While the Academy likes to bestow Best Picture to films based in reality, it loves to do so in the Best Actor category, in which seven of the past 10 winners played real people (Jamie Foxx in Ray, Philip Seymour Hoffman in Capote, Forest Whitaker in The Last King of Scotland, Sean Penn in Milk, Colin Firth in The King's Speech, Daniel Day-Lewis in Lincoln, and Matthew McConaughey in Dallas Buyer's Club).

That means the odds are heavily in Steve Carell's favor next February for his startling turn as Foxcatcher's du Pont.
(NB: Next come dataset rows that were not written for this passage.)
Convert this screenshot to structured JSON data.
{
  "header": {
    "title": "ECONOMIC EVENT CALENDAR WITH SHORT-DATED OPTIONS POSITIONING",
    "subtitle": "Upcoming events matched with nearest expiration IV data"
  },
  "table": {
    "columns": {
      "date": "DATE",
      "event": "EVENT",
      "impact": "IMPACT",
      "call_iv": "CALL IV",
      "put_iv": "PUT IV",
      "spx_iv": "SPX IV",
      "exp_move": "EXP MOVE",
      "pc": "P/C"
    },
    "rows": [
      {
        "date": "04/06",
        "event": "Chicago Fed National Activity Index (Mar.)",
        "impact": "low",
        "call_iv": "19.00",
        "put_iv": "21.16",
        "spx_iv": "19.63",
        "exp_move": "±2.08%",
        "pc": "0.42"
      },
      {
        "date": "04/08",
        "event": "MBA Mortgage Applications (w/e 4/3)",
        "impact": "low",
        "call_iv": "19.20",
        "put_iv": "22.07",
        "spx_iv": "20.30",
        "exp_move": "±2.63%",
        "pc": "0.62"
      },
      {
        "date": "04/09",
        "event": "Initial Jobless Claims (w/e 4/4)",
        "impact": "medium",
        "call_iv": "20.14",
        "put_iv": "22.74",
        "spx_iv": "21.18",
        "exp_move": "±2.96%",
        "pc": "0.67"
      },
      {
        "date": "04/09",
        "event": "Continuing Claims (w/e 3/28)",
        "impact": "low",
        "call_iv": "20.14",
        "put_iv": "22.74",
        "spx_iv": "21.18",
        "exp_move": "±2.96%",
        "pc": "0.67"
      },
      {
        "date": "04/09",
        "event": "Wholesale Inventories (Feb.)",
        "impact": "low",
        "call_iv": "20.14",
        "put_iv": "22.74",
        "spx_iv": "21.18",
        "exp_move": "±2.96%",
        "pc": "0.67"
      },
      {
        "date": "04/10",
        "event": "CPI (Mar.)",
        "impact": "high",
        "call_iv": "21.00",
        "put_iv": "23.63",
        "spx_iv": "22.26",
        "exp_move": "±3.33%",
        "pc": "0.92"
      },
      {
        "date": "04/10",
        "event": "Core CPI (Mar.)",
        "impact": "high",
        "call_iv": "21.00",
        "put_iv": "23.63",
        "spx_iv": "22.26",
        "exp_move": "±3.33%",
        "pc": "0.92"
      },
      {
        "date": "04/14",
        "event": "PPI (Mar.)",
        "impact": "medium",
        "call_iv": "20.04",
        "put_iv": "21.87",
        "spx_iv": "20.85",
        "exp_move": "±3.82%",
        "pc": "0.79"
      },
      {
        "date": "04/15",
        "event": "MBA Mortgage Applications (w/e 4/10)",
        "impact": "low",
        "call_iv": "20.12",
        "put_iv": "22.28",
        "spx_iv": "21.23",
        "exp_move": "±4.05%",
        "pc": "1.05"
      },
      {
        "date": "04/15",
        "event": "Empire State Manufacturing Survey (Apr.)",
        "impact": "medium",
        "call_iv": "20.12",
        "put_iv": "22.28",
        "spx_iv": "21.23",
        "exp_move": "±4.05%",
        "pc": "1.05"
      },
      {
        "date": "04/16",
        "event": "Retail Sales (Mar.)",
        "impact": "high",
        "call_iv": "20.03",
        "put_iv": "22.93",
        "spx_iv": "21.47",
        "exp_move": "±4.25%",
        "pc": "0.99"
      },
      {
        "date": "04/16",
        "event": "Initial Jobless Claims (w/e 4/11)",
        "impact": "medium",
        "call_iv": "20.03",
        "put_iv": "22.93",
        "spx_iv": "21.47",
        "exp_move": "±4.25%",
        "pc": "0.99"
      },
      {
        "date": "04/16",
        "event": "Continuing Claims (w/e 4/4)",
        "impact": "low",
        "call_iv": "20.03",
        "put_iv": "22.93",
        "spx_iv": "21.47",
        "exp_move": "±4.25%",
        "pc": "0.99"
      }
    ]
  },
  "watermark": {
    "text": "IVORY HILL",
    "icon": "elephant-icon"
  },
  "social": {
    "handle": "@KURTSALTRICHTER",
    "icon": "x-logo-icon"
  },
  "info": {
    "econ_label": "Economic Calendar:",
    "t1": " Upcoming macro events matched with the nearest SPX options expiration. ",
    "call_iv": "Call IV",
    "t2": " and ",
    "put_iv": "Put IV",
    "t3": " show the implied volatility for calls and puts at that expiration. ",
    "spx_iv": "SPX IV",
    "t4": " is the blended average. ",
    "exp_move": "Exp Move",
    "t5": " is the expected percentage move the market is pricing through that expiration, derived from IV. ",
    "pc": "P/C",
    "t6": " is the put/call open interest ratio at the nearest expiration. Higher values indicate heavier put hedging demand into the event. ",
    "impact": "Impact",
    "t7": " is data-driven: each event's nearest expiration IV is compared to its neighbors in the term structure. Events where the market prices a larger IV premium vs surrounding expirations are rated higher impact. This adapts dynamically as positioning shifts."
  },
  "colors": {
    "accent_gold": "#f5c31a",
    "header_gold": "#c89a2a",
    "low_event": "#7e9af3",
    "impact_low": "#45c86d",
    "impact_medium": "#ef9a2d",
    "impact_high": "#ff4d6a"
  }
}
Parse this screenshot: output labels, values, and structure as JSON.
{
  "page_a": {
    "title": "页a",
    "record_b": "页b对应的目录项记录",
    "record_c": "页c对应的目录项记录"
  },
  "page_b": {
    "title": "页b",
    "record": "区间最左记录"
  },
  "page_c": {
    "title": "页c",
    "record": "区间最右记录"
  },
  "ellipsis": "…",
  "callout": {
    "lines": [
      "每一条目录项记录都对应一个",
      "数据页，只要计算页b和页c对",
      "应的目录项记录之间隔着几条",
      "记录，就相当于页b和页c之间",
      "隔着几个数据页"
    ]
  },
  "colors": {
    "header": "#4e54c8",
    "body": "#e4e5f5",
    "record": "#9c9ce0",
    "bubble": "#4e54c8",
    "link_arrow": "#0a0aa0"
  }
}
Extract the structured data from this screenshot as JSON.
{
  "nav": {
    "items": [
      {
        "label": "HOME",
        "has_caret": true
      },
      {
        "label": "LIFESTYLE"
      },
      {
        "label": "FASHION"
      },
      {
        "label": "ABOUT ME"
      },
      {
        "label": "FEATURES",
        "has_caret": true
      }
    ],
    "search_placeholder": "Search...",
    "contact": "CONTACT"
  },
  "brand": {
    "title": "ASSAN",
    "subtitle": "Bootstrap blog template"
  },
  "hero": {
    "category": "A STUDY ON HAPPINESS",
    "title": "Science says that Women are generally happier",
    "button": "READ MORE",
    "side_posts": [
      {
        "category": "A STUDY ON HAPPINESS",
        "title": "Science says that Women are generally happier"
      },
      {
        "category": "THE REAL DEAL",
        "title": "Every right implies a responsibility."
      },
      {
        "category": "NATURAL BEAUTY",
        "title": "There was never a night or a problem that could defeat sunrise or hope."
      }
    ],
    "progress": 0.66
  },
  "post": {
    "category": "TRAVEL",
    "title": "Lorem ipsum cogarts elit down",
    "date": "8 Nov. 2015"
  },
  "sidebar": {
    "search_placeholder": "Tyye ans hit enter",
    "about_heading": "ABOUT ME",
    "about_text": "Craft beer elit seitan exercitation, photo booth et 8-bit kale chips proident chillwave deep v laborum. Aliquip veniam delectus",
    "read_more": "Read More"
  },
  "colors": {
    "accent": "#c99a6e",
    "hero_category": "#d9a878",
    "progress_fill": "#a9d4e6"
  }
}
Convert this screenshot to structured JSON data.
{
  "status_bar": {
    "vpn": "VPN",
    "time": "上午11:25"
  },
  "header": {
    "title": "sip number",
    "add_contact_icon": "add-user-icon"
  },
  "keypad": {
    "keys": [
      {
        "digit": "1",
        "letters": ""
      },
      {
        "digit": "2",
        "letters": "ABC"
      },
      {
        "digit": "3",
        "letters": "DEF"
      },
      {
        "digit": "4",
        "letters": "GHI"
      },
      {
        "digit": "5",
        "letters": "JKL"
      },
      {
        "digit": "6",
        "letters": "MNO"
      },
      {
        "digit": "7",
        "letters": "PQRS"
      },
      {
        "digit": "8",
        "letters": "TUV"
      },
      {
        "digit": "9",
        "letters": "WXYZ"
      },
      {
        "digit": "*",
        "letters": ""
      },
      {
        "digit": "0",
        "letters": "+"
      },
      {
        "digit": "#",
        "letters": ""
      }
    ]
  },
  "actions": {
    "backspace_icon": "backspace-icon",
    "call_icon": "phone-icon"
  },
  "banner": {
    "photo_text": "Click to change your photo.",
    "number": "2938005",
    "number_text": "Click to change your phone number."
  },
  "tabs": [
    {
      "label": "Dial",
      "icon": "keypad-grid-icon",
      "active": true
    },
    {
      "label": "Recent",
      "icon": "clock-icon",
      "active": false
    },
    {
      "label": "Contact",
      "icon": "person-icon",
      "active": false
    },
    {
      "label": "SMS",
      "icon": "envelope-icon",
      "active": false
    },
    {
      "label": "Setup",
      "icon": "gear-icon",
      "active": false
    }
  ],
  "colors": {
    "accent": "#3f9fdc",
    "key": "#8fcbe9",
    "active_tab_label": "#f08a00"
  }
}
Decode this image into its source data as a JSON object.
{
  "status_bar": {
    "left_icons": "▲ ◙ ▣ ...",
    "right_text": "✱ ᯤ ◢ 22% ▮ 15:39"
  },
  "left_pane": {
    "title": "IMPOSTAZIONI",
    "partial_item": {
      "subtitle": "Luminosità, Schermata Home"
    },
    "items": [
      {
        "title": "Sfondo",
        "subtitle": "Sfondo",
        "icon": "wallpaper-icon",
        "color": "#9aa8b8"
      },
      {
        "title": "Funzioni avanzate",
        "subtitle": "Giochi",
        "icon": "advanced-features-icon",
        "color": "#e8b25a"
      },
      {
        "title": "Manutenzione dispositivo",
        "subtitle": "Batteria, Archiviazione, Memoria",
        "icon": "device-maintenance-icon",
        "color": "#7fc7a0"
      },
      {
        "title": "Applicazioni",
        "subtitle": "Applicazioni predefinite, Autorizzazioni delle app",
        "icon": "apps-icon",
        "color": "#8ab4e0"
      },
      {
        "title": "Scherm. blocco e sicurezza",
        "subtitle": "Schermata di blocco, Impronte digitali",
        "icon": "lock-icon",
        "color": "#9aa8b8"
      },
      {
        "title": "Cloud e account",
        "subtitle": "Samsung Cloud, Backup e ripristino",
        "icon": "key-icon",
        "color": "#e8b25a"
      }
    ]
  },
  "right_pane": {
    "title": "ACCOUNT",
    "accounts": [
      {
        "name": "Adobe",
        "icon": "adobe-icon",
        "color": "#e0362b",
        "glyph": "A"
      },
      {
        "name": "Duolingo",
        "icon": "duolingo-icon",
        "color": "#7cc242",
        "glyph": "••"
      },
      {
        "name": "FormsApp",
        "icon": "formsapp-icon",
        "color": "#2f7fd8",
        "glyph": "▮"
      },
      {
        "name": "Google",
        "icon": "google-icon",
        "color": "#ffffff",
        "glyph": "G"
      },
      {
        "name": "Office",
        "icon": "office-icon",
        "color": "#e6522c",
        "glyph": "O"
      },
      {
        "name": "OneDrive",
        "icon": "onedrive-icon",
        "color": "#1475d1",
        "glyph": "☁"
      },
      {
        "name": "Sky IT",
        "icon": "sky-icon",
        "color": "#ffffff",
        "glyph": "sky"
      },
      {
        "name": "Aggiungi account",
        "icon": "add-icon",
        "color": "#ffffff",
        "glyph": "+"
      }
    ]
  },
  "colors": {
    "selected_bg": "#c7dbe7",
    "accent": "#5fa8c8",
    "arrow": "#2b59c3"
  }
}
His chances are augmented by the fact that the Academy likes to single out beloved but previously un-awarded actors in roles that require them to both step out of their comfort zones and drastically change their appearances.

Think McConaughey's Dallas Buyer's Club weight loss, or Foxx's Ray impersonation, or Tom Hanks's Forest Gump mannerisms, or even Charlize Theron's Monster makeup work—all of them performances that demanded drastic external transformations by headliners who'd previously been thought of as good-looking stars rather than "serious" thespians. (Speaking of which, Tatum's surprisingly easy move to "serious" dramatic acting has been sped up a lot by Foxcatcher.) Carell's facial prosthetics and gray hair are merely additional elements that suggest he's a virtual lock for a prize, and further reason you should have Foxcatcher at the top of your Oscar pool stable now.

This article was originally published on esquire.com